MATERIAL FOR THIS EXERCISE:

***

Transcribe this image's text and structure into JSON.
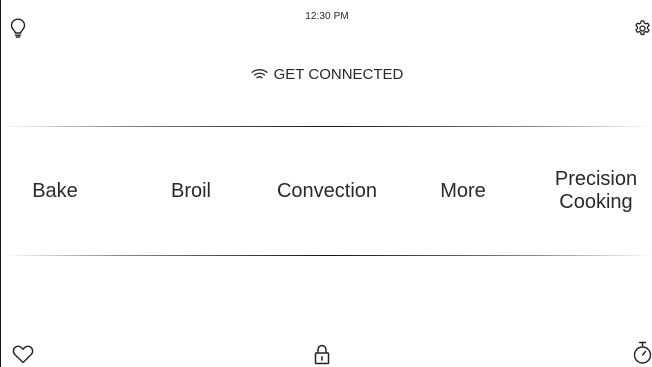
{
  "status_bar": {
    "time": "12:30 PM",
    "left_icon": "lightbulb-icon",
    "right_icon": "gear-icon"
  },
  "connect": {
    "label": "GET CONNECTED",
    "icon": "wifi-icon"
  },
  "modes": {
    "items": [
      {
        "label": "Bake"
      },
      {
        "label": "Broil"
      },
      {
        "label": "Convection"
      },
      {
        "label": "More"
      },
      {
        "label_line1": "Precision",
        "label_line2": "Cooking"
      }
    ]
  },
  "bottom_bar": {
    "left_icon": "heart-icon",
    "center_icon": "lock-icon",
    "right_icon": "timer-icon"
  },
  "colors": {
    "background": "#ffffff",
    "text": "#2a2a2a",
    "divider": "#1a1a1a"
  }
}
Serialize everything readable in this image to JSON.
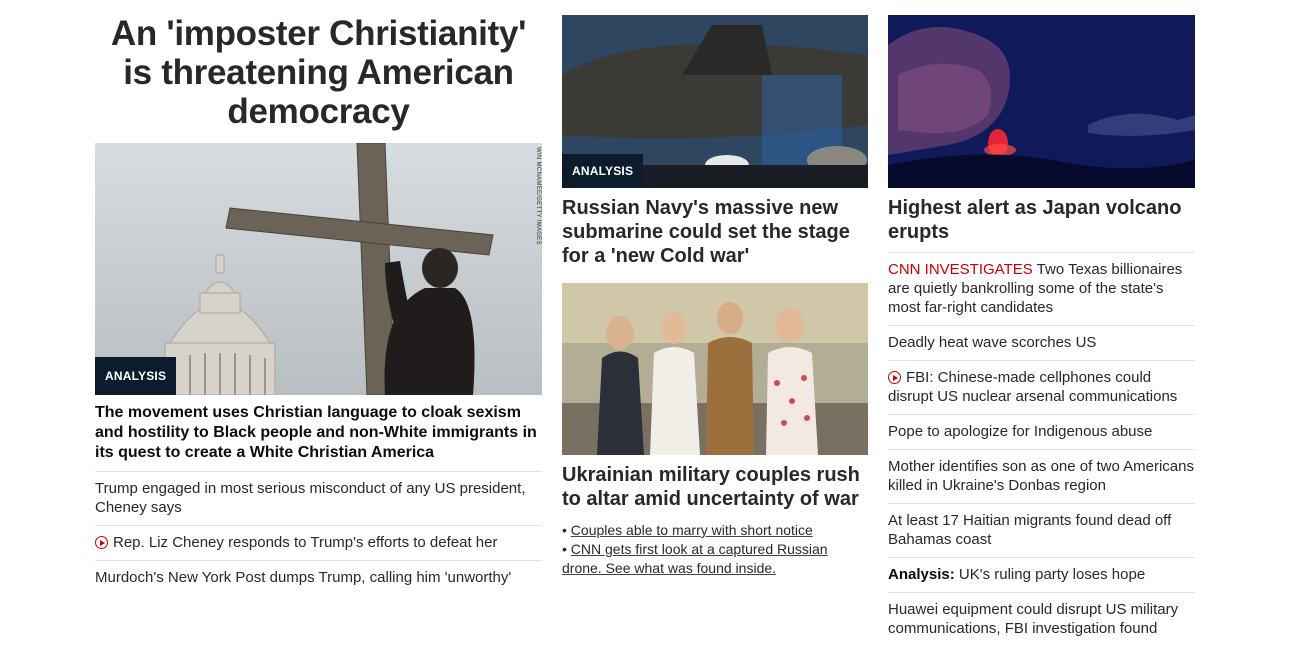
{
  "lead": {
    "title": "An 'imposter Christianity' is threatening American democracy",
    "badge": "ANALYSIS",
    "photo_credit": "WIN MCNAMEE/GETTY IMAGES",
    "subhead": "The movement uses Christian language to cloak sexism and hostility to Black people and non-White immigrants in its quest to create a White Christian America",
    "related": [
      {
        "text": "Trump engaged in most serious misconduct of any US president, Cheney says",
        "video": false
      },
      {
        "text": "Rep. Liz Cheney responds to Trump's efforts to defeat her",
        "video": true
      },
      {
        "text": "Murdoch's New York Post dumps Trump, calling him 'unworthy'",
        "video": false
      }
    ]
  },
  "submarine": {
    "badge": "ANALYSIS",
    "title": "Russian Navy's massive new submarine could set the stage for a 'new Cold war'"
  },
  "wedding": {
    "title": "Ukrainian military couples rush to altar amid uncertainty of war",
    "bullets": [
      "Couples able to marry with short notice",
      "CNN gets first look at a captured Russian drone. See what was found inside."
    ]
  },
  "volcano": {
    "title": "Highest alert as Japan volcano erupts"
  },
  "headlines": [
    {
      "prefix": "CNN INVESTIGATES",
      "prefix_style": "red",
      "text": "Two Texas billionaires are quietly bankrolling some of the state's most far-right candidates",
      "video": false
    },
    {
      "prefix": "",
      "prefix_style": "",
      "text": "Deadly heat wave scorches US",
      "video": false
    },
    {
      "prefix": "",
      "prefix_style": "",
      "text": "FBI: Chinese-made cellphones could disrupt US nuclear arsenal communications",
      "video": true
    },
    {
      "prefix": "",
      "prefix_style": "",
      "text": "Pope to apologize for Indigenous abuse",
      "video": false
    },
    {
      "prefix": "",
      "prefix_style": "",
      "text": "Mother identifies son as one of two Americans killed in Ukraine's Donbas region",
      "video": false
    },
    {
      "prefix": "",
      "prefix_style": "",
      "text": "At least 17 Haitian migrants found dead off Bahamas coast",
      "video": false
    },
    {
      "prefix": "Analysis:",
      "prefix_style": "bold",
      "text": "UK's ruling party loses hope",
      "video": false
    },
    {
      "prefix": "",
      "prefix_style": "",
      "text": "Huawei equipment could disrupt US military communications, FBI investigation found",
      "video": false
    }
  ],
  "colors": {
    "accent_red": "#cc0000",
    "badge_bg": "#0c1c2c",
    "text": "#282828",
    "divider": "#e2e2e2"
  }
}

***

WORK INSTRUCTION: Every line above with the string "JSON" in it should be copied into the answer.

WRITTEN RESPONSE:
Transcribe this image's text and structure into JSON.
Serialize everything readable in this image to JSON.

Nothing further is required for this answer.